The forest floor is much clearer in the Baja forest area than one finds in the Southern California mountains. Photographs from the late 1800s and early 1900s of Idyllwild and the San Bernardino mountain communities confirm this. There were fewer trees, they were typically larger and taller, and barely any undergrowth.

By eliminating this natural fire inhibitor, a “Darwinian process” developed. More fuel was available to burn and provided easier access to the crowns, thus allowing fire to burn larger areas, Minnich suggests.

Constant fire suppression in forested areas leads to the “mega-fires” occurring throughout the state, according to Minnich.

He urged greater attention to reducing fuel sources within Idyllwild. This will require manual efforts rather than burns, he noted, and all residents and property owners will need to participate. The Mountain and Cranston fires have effectively reduced major fire threats from the south and east, he believes.

Dark and Fuller canyons should receive the most attention in the future, according to Minnich. There have been fewer fires in those areas and the ladder fuels are now substantial.

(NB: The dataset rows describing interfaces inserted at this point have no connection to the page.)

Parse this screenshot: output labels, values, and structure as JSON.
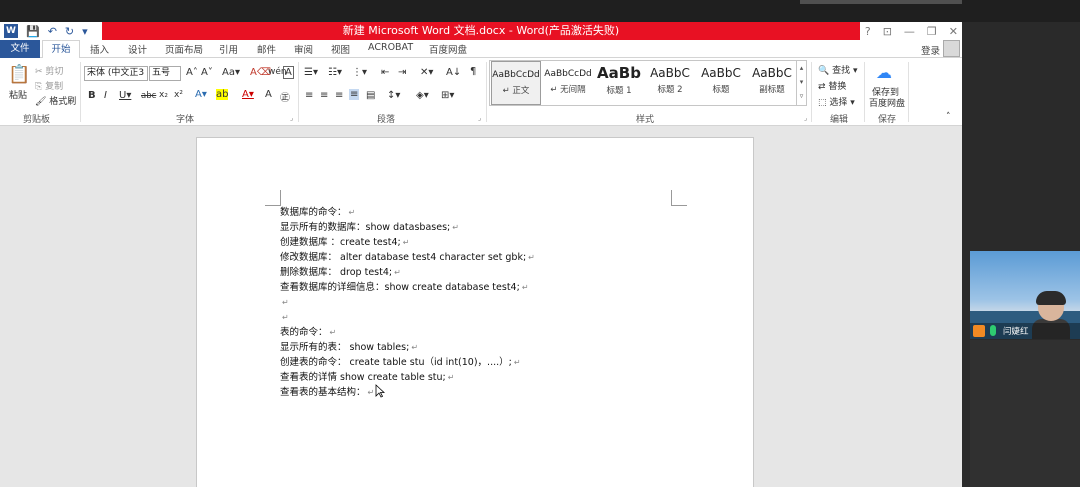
{
  "window": {
    "title": "新建 Microsoft Word 文档.docx - Word(产品激活失败)",
    "qat_label": " ",
    "controls": [
      "?",
      "⊡",
      "—",
      "❐",
      "✕"
    ]
  },
  "tabs": {
    "file": "文件",
    "home": "开始",
    "items": [
      "插入",
      "设计",
      "页面布局",
      "引用",
      "邮件",
      "审阅",
      "视图",
      "ACROBAT",
      "百度网盘"
    ],
    "login": "登录"
  },
  "ribbon": {
    "clipboard": {
      "paste": "粘贴",
      "cut": "剪切",
      "copy": "复制",
      "format_painter": "格式刷",
      "label": "剪贴板"
    },
    "font": {
      "name": "宋体 (中文正3",
      "size": "五号",
      "label": "字体"
    },
    "paragraph": {
      "label": "段落"
    },
    "styles": {
      "label": "样式",
      "items": [
        {
          "sample": "AaBbCcDd",
          "name": "↵ 正文"
        },
        {
          "sample": "AaBbCcDd",
          "name": "↵ 无间隔"
        },
        {
          "sample": "AaBb",
          "name": "标题 1"
        },
        {
          "sample": "AaBbC",
          "name": "标题 2"
        },
        {
          "sample": "AaBbC",
          "name": "标题"
        },
        {
          "sample": "AaBbC",
          "name": "副标题"
        }
      ]
    },
    "editing": {
      "find": "查找",
      "replace": "替换",
      "select": "选择",
      "label": "编辑"
    },
    "save": {
      "line1": "保存到",
      "line2": "百度网盘",
      "label": "保存"
    }
  },
  "document": {
    "lines": [
      "数据库的命令：",
      "显示所有的数据库：show datasbases;",
      "创建数据库 ：create test4;",
      "修改数据库： alter database test4 character set gbk;",
      "删除数据库： drop test4;",
      "查看数据库的详细信息：show create database test4;",
      "",
      "",
      "表的命令：",
      "显示所有的表： show tables;",
      "创建表的命令： create table stu（id int(10)，....）;",
      "查看表的详情 show create table stu;",
      "查看表的基本结构："
    ]
  },
  "video": {
    "name": "闫婕红"
  },
  "colors": {
    "accent": "#2b579a",
    "title_red": "#e81123"
  }
}
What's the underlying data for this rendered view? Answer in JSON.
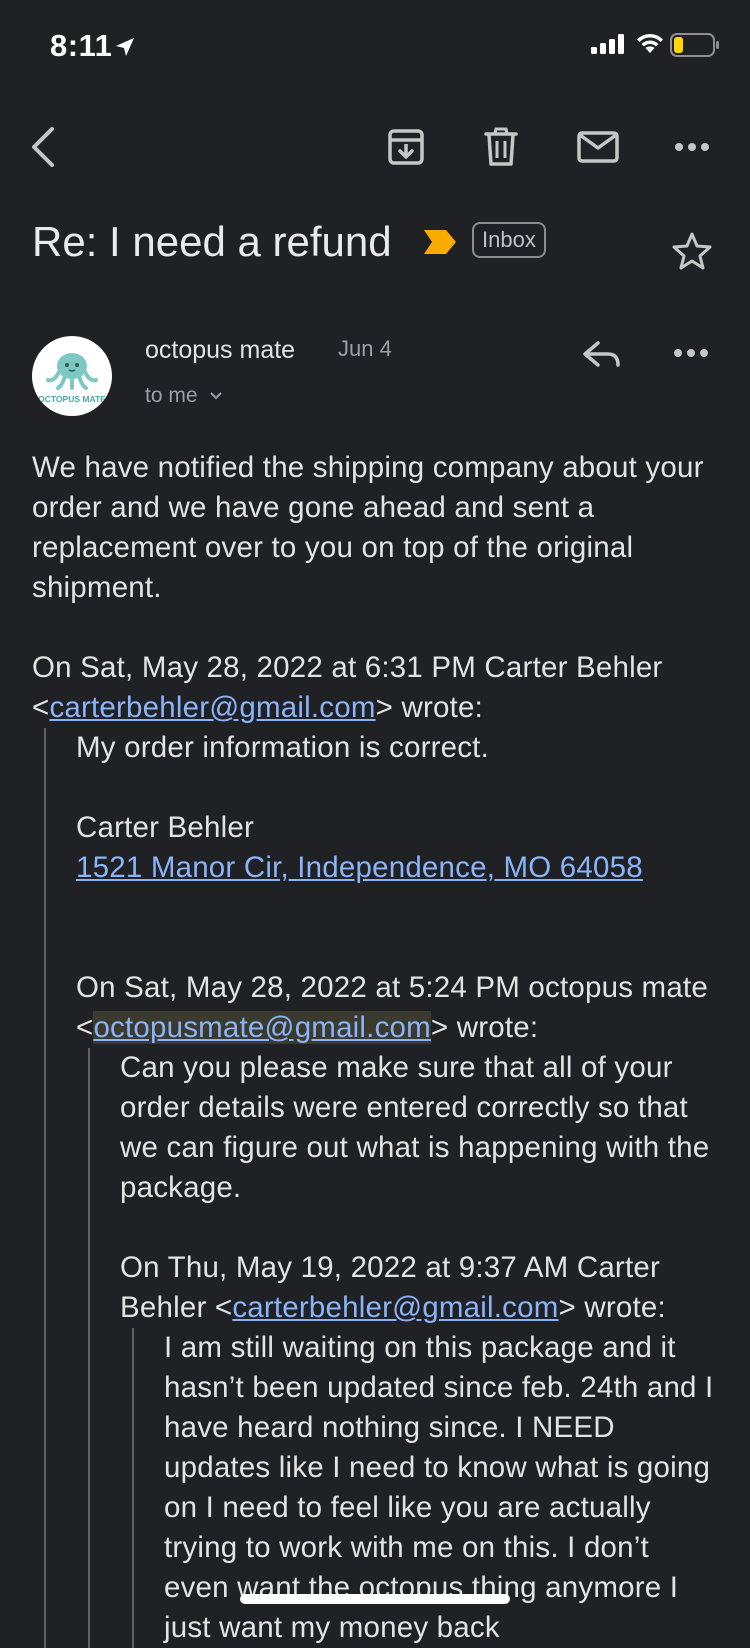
{
  "status_bar": {
    "time": "8:11",
    "battery_level": 0.2,
    "battery_color": "#ffd60a"
  },
  "toolbar": {
    "back_icon": "back-arrow-icon",
    "archive_icon": "archive-icon",
    "delete_icon": "trash-icon",
    "mark_unread_icon": "mail-icon",
    "more_icon": "more-horizontal-icon"
  },
  "subject": {
    "title": "Re: I need a refund",
    "label": "Inbox",
    "importance_color": "#f9ab00"
  },
  "message": {
    "sender": "octopus mate",
    "date": "Jun 4",
    "to": "to me",
    "avatar_text": "OCTOPUS MATE",
    "body": "We have notified the shipping company about your order and we have gone ahead and sent a replacement over to you on top of the original shipment.",
    "quote1": {
      "header_prefix": "On Sat, May 28, 2022 at 6:31 PM Carter Behler <",
      "email": "carterbehler@gmail.com",
      "header_suffix": "> wrote:",
      "line1": "My order information is correct.",
      "name": "Carter Behler",
      "address": "1521 Manor Cir, Independence, MO 64058"
    },
    "quote2": {
      "header_prefix": "On Sat, May 28, 2022 at 5:24 PM octopus mate <",
      "email": "octopusmate@gmail.com",
      "header_suffix": "> wrote:",
      "text": "Can you please make sure that all of your order details were entered correctly so that we can figure out what is happening with the package."
    },
    "quote3": {
      "header_prefix": "On Thu, May 19, 2022 at 9:37 AM Carter Behler <",
      "email": "carterbehler@gmail.com",
      "header_suffix": "> wrote:",
      "text": "I am still waiting on this package and it hasn’t been updated since feb. 24th and I have heard nothing since. I NEED updates like I need to know what is going on I need to feel like you are actually trying to work with me on this. I don’t even want the octopus thing anymore I just want my money back"
    }
  }
}
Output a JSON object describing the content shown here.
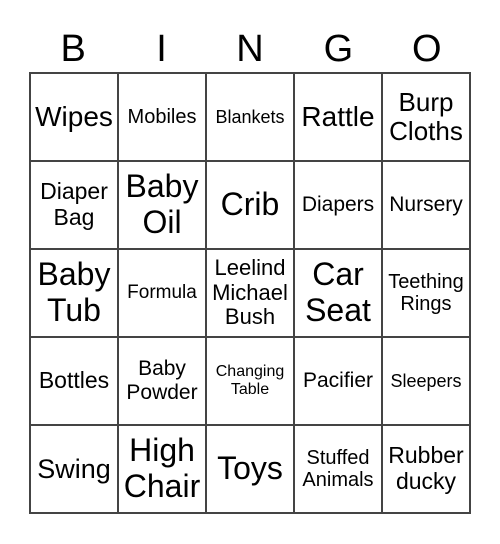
{
  "header": [
    "B",
    "I",
    "N",
    "G",
    "O"
  ],
  "cells": [
    [
      "Wipes",
      "Mobiles",
      "Blankets",
      "Rattle",
      "Burp Cloths"
    ],
    [
      "Diaper Bag",
      "Baby Oil",
      "Crib",
      "Diapers",
      "Nursery"
    ],
    [
      "Baby Tub",
      "Formula",
      "Leelind Michael Bush",
      "Car Seat",
      "Teething Rings"
    ],
    [
      "Bottles",
      "Baby Powder",
      "Changing Table",
      "Pacifier",
      "Sleepers"
    ],
    [
      "Swing",
      "High Chair",
      "Toys",
      "Stuffed Animals",
      "Rubber ducky"
    ]
  ]
}
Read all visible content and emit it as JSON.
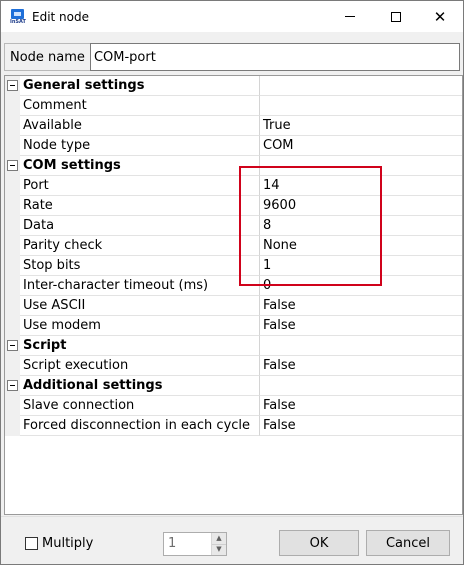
{
  "window": {
    "title": "Edit node",
    "icon_text": "InSAT"
  },
  "node_name": {
    "label": "Node name",
    "value": "COM-port"
  },
  "grid": {
    "categories": [
      {
        "title": "General settings",
        "rows": [
          {
            "name": "Comment",
            "value": ""
          },
          {
            "name": "Available",
            "value": "True"
          },
          {
            "name": "Node type",
            "value": "COM"
          }
        ]
      },
      {
        "title": "COM settings",
        "rows": [
          {
            "name": "Port",
            "value": "14"
          },
          {
            "name": "Rate",
            "value": "9600"
          },
          {
            "name": "Data",
            "value": "8"
          },
          {
            "name": "Parity check",
            "value": "None"
          },
          {
            "name": "Stop bits",
            "value": "1"
          },
          {
            "name": "Inter-character timeout (ms)",
            "value": "0"
          },
          {
            "name": "Use ASCII",
            "value": "False"
          },
          {
            "name": "Use modem",
            "value": "False"
          }
        ]
      },
      {
        "title": "Script",
        "rows": [
          {
            "name": "Script execution",
            "value": "False"
          }
        ]
      },
      {
        "title": "Additional settings",
        "rows": [
          {
            "name": "Slave connection",
            "value": "False"
          },
          {
            "name": "Forced disconnection in each cycle",
            "value": "False"
          }
        ]
      }
    ]
  },
  "bottom": {
    "multiply_label": "Multiply",
    "multiply_checked": false,
    "count_value": "1",
    "ok_label": "OK",
    "cancel_label": "Cancel"
  },
  "colors": {
    "highlight": "#d0021b",
    "window_bg": "#f0f0f0"
  }
}
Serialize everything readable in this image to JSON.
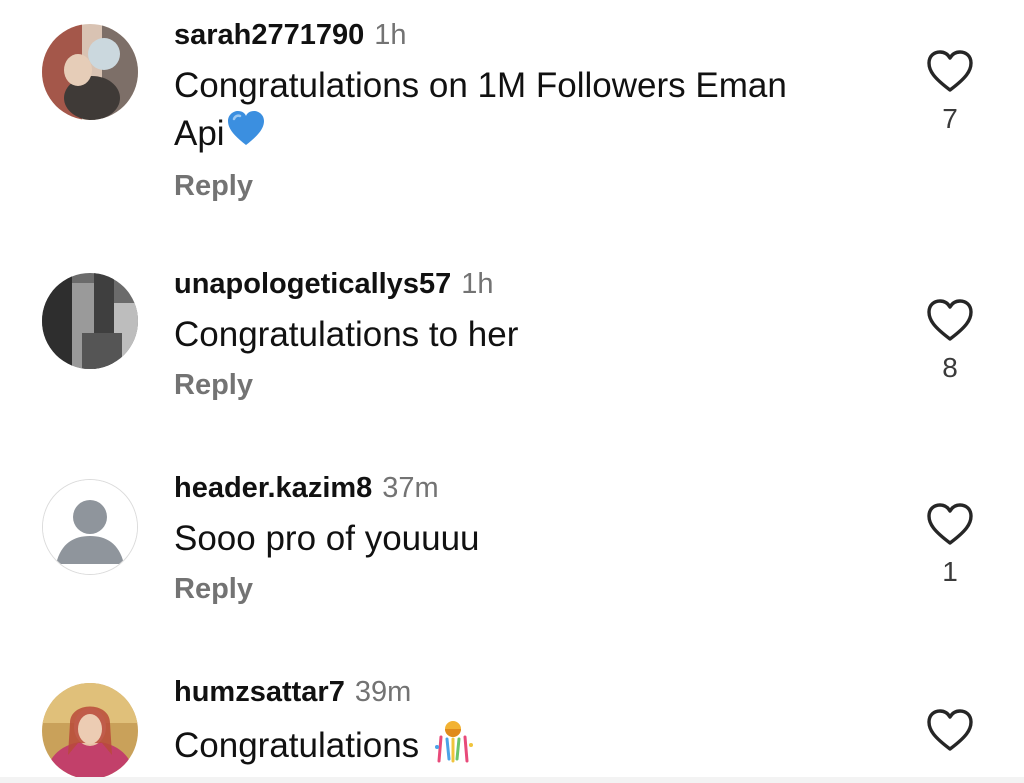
{
  "comments": [
    {
      "username": "sarah2771790",
      "time": "1h",
      "text": "Congratulations on 1M Followers Eman",
      "text_line2": "Api",
      "emoji": "blue-heart",
      "reply_label": "Reply",
      "likes": "7"
    },
    {
      "username": "unapologeticallys57",
      "time": "1h",
      "text": "Congratulations to her",
      "reply_label": "Reply",
      "likes": "8"
    },
    {
      "username": "header.kazim8",
      "time": "37m",
      "text": "Sooo pro of youuuu",
      "reply_label": "Reply",
      "likes": "1"
    },
    {
      "username": "humzsattar7",
      "time": "39m",
      "text": "Congratulations",
      "emoji": "confetti-ball",
      "likes": ""
    }
  ],
  "colors": {
    "text": "#111111",
    "muted": "#737373",
    "blue_heart": "#3b8fe0"
  },
  "icons": {
    "like": "heart-outline-icon",
    "default_avatar": "person-icon"
  }
}
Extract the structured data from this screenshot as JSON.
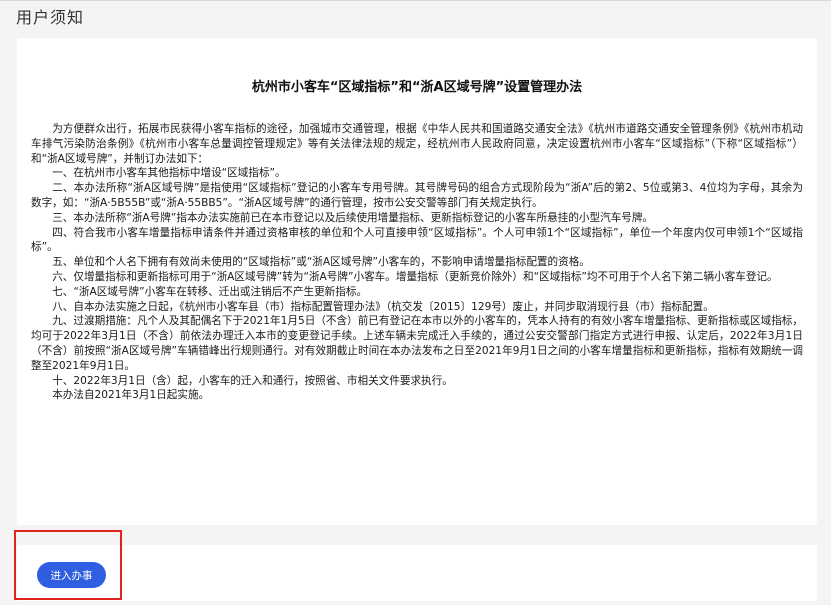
{
  "header": {
    "title": "用户须知"
  },
  "document": {
    "title": "杭州市小客车“区域指标”和“浙A区域号牌”设置管理办法",
    "paragraphs": [
      "为方便群众出行，拓展市民获得小客车指标的途径，加强城市交通管理，根据《中华人民共和国道路交通安全法》《杭州市道路交通安全管理条例》《杭州市机动车排气污染防治条例》《杭州市小客车总量调控管理规定》等有关法律法规的规定，经杭州市人民政府同意，决定设置杭州市小客车“区域指标”（下称“区域指标”）和“浙A区域号牌”，并制订办法如下：",
      "一、在杭州市小客车其他指标中增设“区域指标”。",
      "二、本办法所称“浙A区域号牌”是指使用“区域指标”登记的小客车专用号牌。其号牌号码的组合方式现阶段为“浙A”后的第2、5位或第3、4位均为字母，其余为数字，如：“浙A·5B55B”或“浙A·55BB5”。“浙A区域号牌”的通行管理，按市公安交警等部门有关规定执行。",
      "三、本办法所称“浙A号牌”指本办法实施前已在本市登记以及后续使用增量指标、更新指标登记的小客车所悬挂的小型汽车号牌。",
      "四、符合我市小客车增量指标申请条件并通过资格审核的单位和个人可直接申领“区域指标”。个人可申领1个“区域指标”，单位一个年度内仅可申领1个“区域指标”。",
      "五、单位和个人名下拥有有效尚未使用的“区域指标”或“浙A区域号牌”小客车的，不影响申请增量指标配置的资格。",
      "六、仅增量指标和更新指标可用于“浙A区域号牌”转为“浙A号牌”小客车。增量指标（更新竞价除外）和“区域指标”均不可用于个人名下第二辆小客车登记。",
      "七、“浙A区域号牌”小客车在转移、迁出或注销后不产生更新指标。",
      "八、自本办法实施之日起，《杭州市小客车县（市）指标配置管理办法》（杭交发〔2015〕129号）废止，并同步取消现行县（市）指标配置。",
      "九、过渡期措施：凡个人及其配偶名下于2021年1月5日（不含）前已有登记在本市以外的小客车的，凭本人持有的有效小客车增量指标、更新指标或区域指标，均可于2022年3月1日（不含）前依法办理迁入本市的变更登记手续。上述车辆未完成迁入手续的，通过公安交警部门指定方式进行申报、认定后，2022年3月1日（不含）前按照“浙A区域号牌”车辆错峰出行规则通行。对有效期截止时间在本办法发布之日至2021年9月1日之间的小客车增量指标和更新指标，指标有效期统一调整至2021年9月1日。",
      "十、2022年3月1日（含）起，小客车的迁入和通行，按照省、市相关文件要求执行。",
      "本办法自2021年3月1日起实施。"
    ]
  },
  "actions": {
    "enter_label": "进入办事"
  },
  "colors": {
    "page_background": "#f4f4f5",
    "card_background": "#ffffff",
    "button_primary": "#2f5fe0",
    "highlight_border": "#e0231f"
  }
}
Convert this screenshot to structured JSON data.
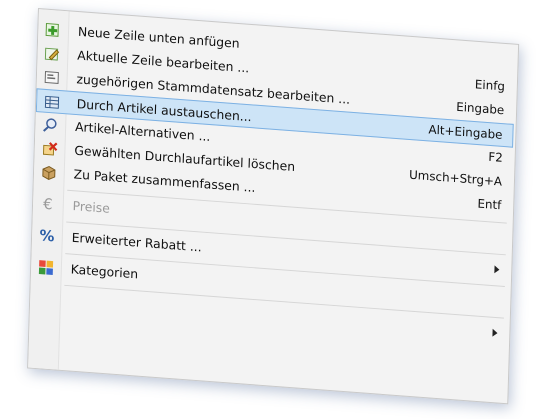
{
  "menu": {
    "items": [
      {
        "label": "Neue Zeile unten anfügen",
        "shortcut": "",
        "icon": "add-row-icon"
      },
      {
        "label": "Aktuelle Zeile bearbeiten ...",
        "shortcut": "Einfg",
        "icon": "edit-row-icon"
      },
      {
        "label": "zugehörigen Stammdatensatz bearbeiten ...",
        "shortcut": "Eingabe",
        "icon": "master-record-icon"
      },
      {
        "label": "Durch Artikel austauschen...",
        "shortcut": "Alt+Eingabe",
        "icon": "grid-table-icon"
      },
      {
        "label": "Artikel-Alternativen ...",
        "shortcut": "F2",
        "icon": "magnifier-icon"
      },
      {
        "label": "Gewählten Durchlaufartikel löschen",
        "shortcut": "Umsch+Strg+A",
        "icon": "delete-item-icon"
      },
      {
        "label": "Zu Paket zusammenfassen ...",
        "shortcut": "Entf",
        "icon": "package-icon"
      },
      {
        "label": "Preise",
        "shortcut": "",
        "icon": "euro-icon"
      },
      {
        "label": "Erweiterter Rabatt ...",
        "shortcut": "",
        "icon": "percent-icon"
      },
      {
        "label": "Kategorien",
        "shortcut": "",
        "icon": "categories-icon"
      }
    ]
  }
}
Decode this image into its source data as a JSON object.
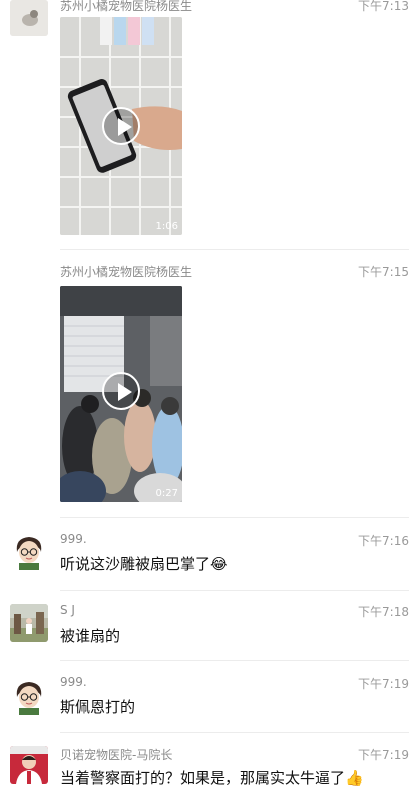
{
  "messages": [
    {
      "sender": "苏州小橘宠物医院杨医生",
      "time": "下午7:13",
      "type": "video",
      "duration": "1:06"
    },
    {
      "sender": "苏州小橘宠物医院杨医生",
      "time": "下午7:15",
      "type": "video",
      "duration": "0:27"
    },
    {
      "sender": "999.",
      "time": "下午7:16",
      "text": "听说这沙雕被扇巴掌了",
      "emoji": "😂"
    },
    {
      "sender": "S J",
      "time": "下午7:18",
      "text": "被谁扇的"
    },
    {
      "sender": "999.",
      "time": "下午7:19",
      "text": "斯佩恩打的"
    },
    {
      "sender": "贝诺宠物医院-马院长",
      "time": "下午7:19",
      "text": "当着警察面打的？如果是，那属实太牛逼了",
      "emoji": "👍"
    }
  ]
}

Mark Yardas (left) and Mara Schoner (right) of the Idyllwild Forest Health Project presented several 2018 Golden Pinecone Award for Outstanding Service to Local Forests to locals for their efforts during and before the Cranston Fire. Here, John Newman, chief operating officer of the Idyllwild Arts Foundation, accepts the award for the grant he obtained for thinning on and near the campus. Doug McKellar of McKellar Tree Service and Landscaping did the work on the campus and was a joint recipient of the Golden Pinecone.
Photo by Steven King

The goal should be about 40 trees per acre, he advocated.

Before Minnich, Reitz discussed the Cranston Fire. He stressed how the existing fuelbreaks were critical in keeping the blaze out of town. The wind direction, air attack and, especially, firefighters on the ground were all vital contributors to the ultimate success.

“Abatement gives us defensible space,” Reitz emphasized. “Firefighters can assess your property whether they can defend it and defend it safely.” He added, “That does not mean denuding your property.”

Sebastian also described that the work done to create the Upper Dry Creek, AstroCamp, West Ridge and South Ridge fuelbreaks were instrumental in helping fight the Cranston Fire.

Clarke and Pink described how the early native culture accepted fire. In fact, Clarke discussed the lack of a word for “nature.” The Cahuilla did not separate themselves, humans, from nature so the distinction was not meaningful, he explained.

He also used historic resources, notes and journals from early European explorers, which described a landscape much more open, much more akin to fields and parks than a dense forest.

Pink spent more time describing the local forests as he grew up in the San Jacintos. “Things change, and fire and the environment have changed. There were many more deer. In 1980, the Bighorn Sheep were seen in Lamb Canyon,” he said.

Before the actual presentation began, organizers Mark Yardas and Mara Schoner presented several golden pine cones to local people who helped the community deal and respond to wildfires both before and during the Cranston conflagration. Among the recipients were Tim Morin, John Newman and Doug McKellar of McKellar Tree Service and Landscaping, as well as Reitz and Wentz.